(Component data from apps and pages)
□ □ □ □

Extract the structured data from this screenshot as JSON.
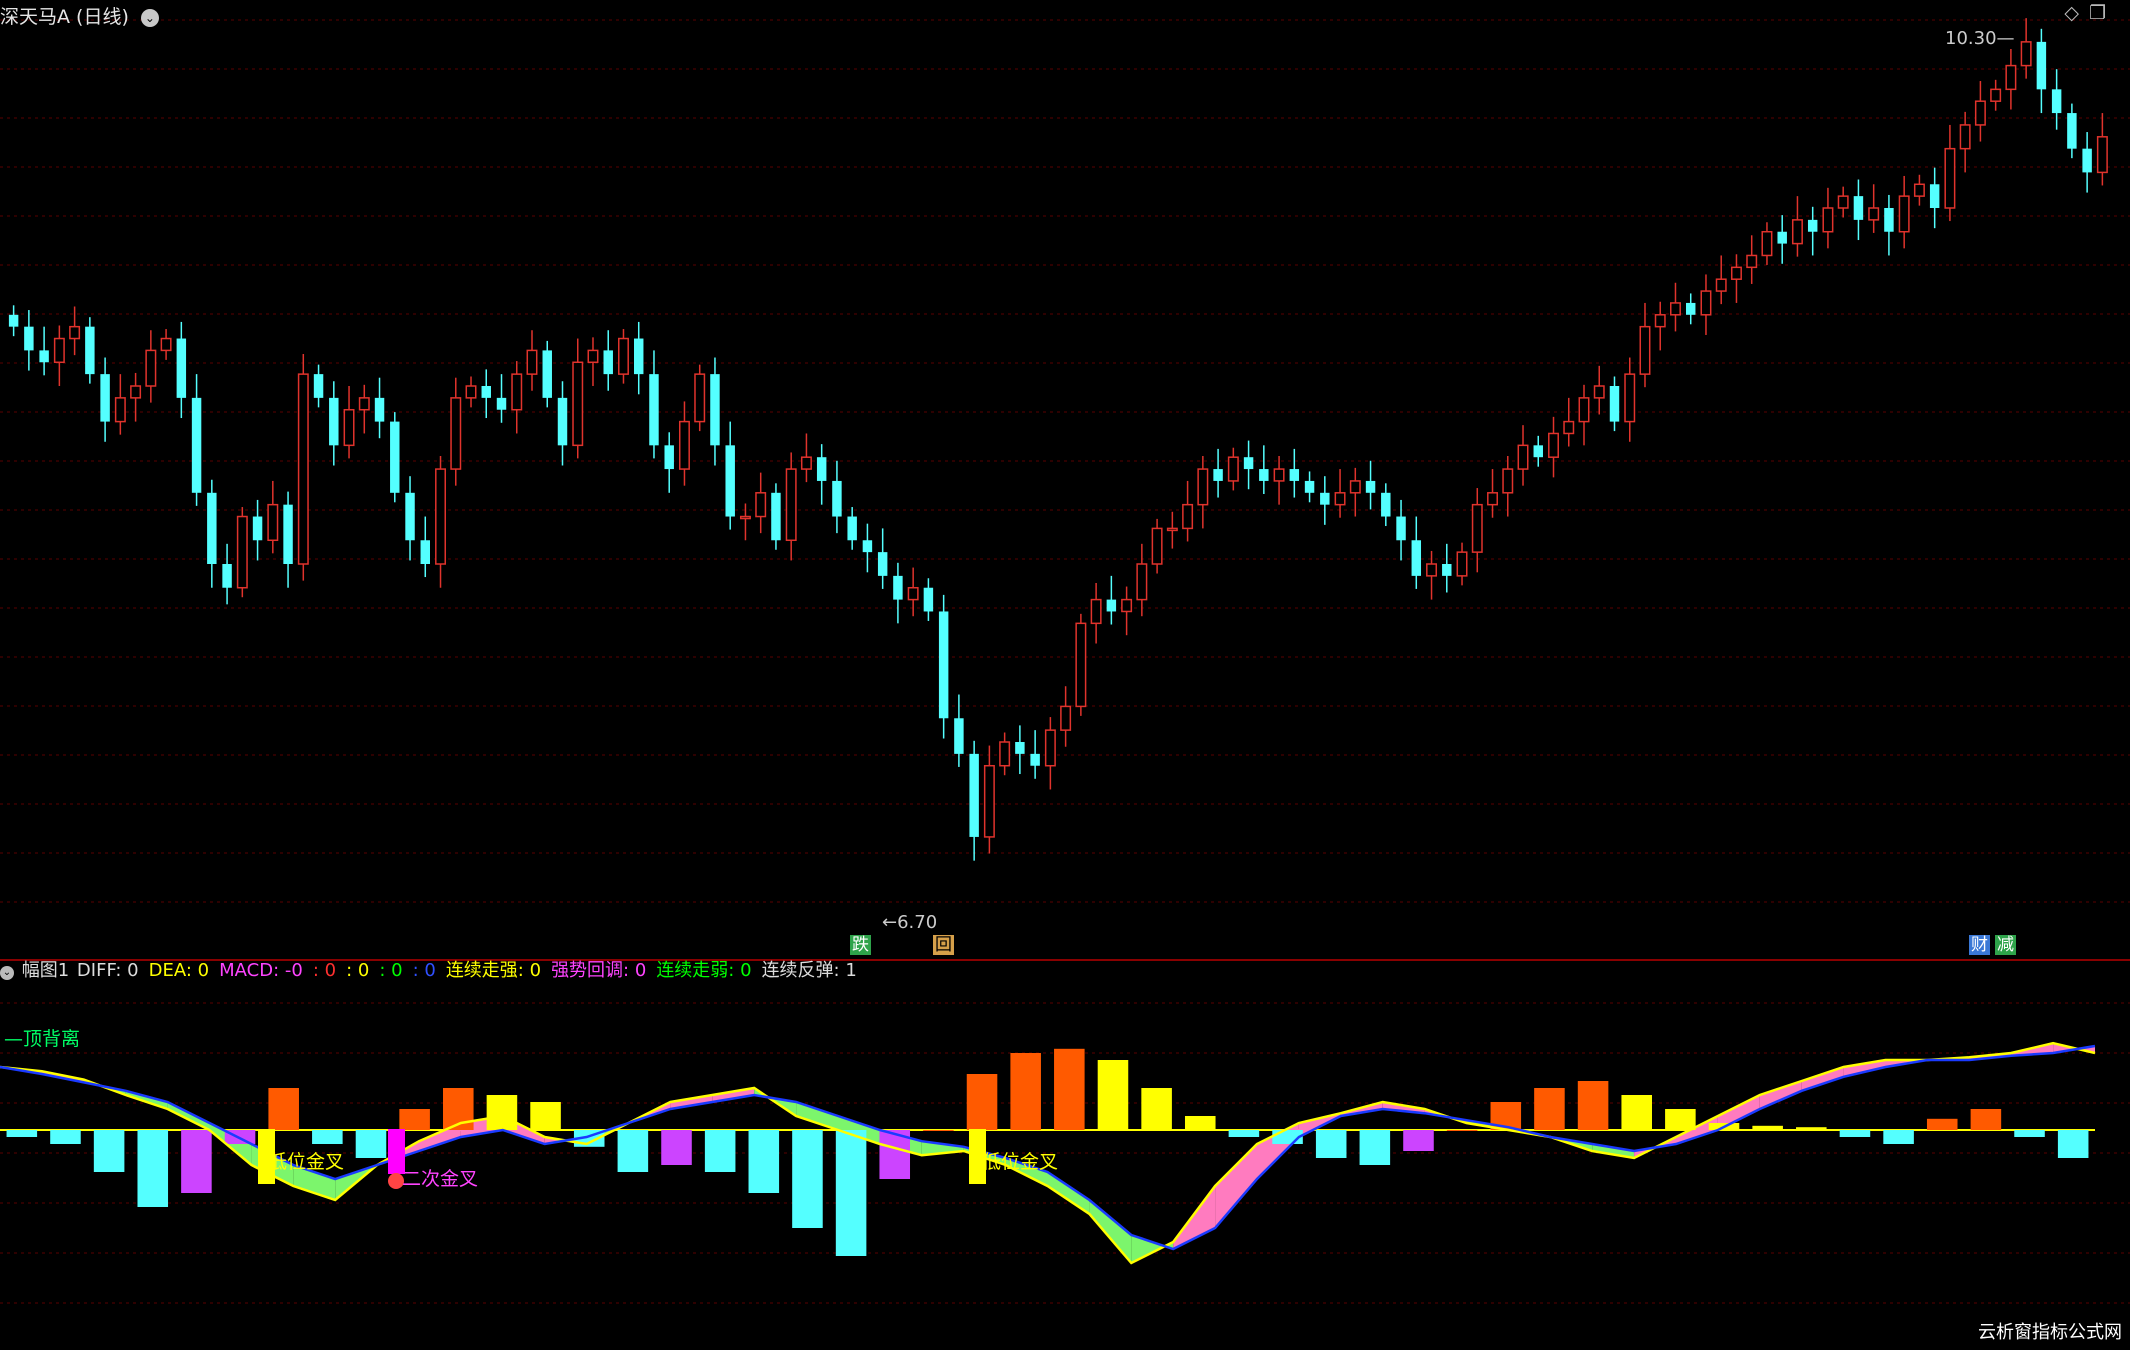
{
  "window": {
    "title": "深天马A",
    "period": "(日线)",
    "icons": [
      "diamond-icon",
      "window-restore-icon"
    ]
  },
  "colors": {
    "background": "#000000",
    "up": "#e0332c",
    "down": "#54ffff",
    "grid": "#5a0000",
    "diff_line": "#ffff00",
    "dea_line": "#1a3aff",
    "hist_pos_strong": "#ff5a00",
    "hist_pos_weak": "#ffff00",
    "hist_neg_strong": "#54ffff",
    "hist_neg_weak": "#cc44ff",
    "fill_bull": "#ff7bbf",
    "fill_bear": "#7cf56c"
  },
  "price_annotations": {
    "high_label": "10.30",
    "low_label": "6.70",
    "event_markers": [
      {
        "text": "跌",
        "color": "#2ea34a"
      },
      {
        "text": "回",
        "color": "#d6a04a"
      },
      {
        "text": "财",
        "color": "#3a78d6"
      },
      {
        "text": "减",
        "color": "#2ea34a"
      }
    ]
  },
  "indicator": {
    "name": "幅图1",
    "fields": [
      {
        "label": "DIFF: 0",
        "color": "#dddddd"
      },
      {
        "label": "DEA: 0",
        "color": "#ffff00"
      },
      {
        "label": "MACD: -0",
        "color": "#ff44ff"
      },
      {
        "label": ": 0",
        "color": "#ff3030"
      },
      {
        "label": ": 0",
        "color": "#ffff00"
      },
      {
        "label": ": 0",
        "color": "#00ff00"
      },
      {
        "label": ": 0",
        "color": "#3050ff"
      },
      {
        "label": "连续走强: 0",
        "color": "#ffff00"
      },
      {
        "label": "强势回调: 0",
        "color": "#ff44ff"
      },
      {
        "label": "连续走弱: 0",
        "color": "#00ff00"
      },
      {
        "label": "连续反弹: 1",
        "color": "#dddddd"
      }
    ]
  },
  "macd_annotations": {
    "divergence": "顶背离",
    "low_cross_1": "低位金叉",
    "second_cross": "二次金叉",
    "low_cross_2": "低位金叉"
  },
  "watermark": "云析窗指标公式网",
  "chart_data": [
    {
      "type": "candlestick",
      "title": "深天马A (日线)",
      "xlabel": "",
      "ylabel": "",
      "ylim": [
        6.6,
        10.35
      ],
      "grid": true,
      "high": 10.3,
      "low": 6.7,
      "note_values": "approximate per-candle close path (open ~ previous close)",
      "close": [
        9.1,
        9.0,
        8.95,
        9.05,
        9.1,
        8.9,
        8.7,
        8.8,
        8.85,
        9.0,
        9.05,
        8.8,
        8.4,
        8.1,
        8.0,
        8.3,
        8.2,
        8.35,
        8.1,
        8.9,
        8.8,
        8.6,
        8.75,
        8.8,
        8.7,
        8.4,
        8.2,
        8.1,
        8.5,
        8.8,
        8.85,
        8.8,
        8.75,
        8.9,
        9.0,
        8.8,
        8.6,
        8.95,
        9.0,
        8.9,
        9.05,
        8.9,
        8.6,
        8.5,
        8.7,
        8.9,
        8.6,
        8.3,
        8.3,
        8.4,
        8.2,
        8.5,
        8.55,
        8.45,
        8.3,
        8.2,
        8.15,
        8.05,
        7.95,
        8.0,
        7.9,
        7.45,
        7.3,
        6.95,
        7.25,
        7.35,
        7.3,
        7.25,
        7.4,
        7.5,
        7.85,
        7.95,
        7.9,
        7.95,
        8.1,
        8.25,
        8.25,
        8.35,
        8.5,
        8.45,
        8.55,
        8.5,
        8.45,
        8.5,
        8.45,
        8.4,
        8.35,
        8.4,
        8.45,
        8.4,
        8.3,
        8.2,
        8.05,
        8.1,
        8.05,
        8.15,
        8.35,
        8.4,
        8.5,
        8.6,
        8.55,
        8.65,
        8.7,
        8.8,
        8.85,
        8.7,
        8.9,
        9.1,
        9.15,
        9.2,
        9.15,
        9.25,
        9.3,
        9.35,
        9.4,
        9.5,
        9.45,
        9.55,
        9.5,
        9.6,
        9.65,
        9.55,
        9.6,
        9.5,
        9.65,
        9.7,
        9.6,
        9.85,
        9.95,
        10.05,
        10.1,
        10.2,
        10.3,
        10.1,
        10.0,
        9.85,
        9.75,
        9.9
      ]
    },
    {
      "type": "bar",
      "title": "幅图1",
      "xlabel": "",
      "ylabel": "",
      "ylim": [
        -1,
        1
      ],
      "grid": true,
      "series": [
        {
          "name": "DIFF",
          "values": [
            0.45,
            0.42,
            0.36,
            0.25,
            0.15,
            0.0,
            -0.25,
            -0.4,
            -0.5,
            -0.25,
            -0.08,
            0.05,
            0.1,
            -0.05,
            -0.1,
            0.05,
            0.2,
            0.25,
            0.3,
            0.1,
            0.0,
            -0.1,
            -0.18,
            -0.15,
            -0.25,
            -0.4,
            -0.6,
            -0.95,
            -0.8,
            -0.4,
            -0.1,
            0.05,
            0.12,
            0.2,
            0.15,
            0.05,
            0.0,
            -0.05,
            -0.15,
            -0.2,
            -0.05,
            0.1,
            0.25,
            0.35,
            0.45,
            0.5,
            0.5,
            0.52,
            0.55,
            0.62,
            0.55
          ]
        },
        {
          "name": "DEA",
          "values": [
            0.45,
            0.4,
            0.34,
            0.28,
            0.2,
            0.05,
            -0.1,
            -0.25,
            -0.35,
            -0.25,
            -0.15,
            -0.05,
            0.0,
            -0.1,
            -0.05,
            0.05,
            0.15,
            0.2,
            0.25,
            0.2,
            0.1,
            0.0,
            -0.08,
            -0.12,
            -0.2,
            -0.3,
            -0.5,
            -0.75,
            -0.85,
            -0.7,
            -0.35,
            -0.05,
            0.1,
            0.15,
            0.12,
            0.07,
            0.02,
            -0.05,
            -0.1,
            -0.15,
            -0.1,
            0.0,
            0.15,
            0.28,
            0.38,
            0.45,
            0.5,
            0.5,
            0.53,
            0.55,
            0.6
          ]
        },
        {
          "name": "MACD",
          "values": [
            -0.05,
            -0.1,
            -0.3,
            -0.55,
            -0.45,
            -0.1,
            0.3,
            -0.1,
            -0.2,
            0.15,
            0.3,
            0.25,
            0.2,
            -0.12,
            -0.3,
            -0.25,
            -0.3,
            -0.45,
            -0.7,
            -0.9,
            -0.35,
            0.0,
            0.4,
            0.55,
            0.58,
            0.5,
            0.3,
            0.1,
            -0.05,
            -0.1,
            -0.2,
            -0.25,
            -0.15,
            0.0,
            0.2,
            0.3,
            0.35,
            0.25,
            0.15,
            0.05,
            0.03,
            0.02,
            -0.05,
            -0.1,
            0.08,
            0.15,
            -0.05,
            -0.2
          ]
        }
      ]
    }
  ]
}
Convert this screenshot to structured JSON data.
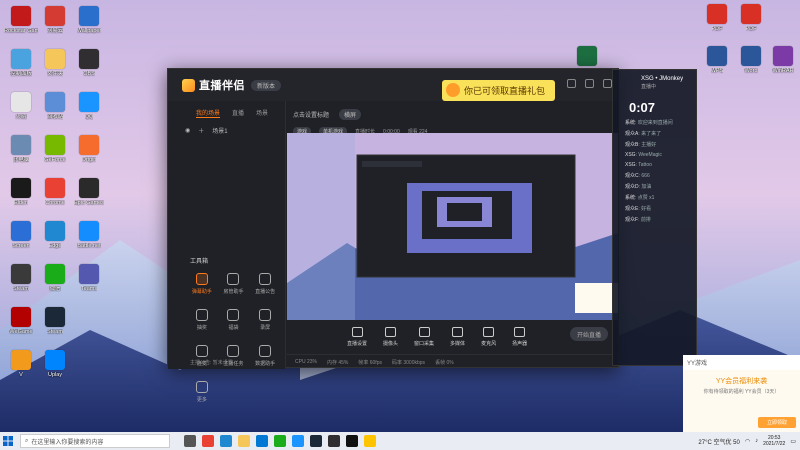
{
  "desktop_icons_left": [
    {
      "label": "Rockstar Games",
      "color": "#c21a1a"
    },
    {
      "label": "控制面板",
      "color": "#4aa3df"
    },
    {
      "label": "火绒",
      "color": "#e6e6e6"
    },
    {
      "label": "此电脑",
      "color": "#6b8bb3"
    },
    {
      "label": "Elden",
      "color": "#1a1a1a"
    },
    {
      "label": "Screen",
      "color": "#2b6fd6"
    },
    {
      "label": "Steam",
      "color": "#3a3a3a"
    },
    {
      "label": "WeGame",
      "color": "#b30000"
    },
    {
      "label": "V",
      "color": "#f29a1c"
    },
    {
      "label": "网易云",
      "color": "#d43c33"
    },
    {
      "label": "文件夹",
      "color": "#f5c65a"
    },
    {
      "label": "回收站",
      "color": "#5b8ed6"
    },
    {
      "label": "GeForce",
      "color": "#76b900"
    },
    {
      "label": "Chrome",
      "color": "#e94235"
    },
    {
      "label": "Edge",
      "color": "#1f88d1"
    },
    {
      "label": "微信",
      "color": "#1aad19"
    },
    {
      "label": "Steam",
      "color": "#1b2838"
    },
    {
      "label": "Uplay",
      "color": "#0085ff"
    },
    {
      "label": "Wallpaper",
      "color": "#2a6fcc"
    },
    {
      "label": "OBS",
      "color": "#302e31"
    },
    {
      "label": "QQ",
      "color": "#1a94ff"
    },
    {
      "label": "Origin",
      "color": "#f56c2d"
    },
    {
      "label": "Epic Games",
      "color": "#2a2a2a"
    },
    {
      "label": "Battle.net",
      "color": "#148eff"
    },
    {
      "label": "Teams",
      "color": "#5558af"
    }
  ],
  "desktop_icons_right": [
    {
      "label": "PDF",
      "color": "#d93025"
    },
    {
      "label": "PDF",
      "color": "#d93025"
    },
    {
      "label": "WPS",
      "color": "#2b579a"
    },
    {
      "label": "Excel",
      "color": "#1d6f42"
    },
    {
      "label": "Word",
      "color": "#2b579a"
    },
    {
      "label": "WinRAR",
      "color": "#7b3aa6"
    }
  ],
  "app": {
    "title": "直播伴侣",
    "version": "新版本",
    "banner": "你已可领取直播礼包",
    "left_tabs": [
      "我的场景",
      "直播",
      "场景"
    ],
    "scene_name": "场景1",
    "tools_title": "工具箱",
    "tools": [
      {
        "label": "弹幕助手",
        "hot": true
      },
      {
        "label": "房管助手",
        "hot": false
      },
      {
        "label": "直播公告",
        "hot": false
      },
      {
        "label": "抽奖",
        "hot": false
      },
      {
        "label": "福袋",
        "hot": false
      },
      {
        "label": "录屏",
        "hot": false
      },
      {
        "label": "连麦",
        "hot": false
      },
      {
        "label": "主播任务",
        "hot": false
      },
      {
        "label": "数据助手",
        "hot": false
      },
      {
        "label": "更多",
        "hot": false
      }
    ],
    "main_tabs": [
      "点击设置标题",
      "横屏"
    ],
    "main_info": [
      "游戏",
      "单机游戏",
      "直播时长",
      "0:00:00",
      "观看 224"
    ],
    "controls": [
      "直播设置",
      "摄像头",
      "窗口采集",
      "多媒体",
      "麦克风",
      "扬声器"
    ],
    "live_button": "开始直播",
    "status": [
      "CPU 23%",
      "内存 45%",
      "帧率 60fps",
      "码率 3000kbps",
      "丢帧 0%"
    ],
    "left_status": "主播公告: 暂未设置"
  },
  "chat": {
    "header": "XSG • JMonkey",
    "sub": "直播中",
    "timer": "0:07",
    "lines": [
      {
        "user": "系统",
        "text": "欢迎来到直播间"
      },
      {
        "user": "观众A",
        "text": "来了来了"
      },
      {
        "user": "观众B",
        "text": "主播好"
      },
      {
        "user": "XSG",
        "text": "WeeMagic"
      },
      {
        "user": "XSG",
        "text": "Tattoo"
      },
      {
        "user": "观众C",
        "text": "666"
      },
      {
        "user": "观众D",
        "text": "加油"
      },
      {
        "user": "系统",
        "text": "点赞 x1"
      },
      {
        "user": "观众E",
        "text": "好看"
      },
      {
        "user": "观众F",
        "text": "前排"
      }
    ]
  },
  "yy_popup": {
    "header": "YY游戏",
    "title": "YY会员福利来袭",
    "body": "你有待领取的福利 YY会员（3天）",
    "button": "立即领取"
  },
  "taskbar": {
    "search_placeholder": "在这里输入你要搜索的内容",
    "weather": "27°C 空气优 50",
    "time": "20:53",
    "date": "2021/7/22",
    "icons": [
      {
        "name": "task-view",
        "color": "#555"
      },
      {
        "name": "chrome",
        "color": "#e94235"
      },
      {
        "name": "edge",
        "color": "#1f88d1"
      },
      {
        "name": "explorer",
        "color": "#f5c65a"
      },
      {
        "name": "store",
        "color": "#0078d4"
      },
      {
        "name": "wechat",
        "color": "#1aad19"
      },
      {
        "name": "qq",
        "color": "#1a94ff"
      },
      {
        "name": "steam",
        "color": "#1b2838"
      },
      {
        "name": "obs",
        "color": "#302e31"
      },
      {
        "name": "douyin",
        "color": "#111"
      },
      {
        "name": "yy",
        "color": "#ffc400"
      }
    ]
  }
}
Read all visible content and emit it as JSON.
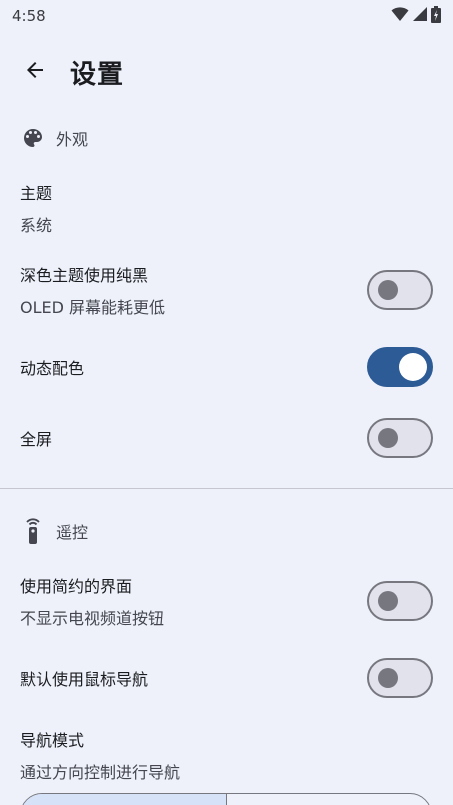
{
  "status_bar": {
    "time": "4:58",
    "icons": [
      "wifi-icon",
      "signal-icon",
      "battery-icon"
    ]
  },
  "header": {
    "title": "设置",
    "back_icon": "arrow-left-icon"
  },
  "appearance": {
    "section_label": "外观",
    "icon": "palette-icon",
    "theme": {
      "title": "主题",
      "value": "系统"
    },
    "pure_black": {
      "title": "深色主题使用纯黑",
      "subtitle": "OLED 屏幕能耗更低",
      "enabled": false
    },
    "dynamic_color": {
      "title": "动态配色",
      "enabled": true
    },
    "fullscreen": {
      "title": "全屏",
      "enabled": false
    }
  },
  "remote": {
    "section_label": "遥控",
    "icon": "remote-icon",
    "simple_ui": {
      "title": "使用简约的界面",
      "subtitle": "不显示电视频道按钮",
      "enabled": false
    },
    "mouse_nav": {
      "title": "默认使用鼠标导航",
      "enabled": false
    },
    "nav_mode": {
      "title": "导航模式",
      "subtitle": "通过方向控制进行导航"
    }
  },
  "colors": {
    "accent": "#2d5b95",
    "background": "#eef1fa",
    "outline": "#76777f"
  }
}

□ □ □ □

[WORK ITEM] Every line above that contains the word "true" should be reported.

[EXERCISE RESULT]
      "grid": true,
      "grid": true,
        "hot": true
      "enabled": true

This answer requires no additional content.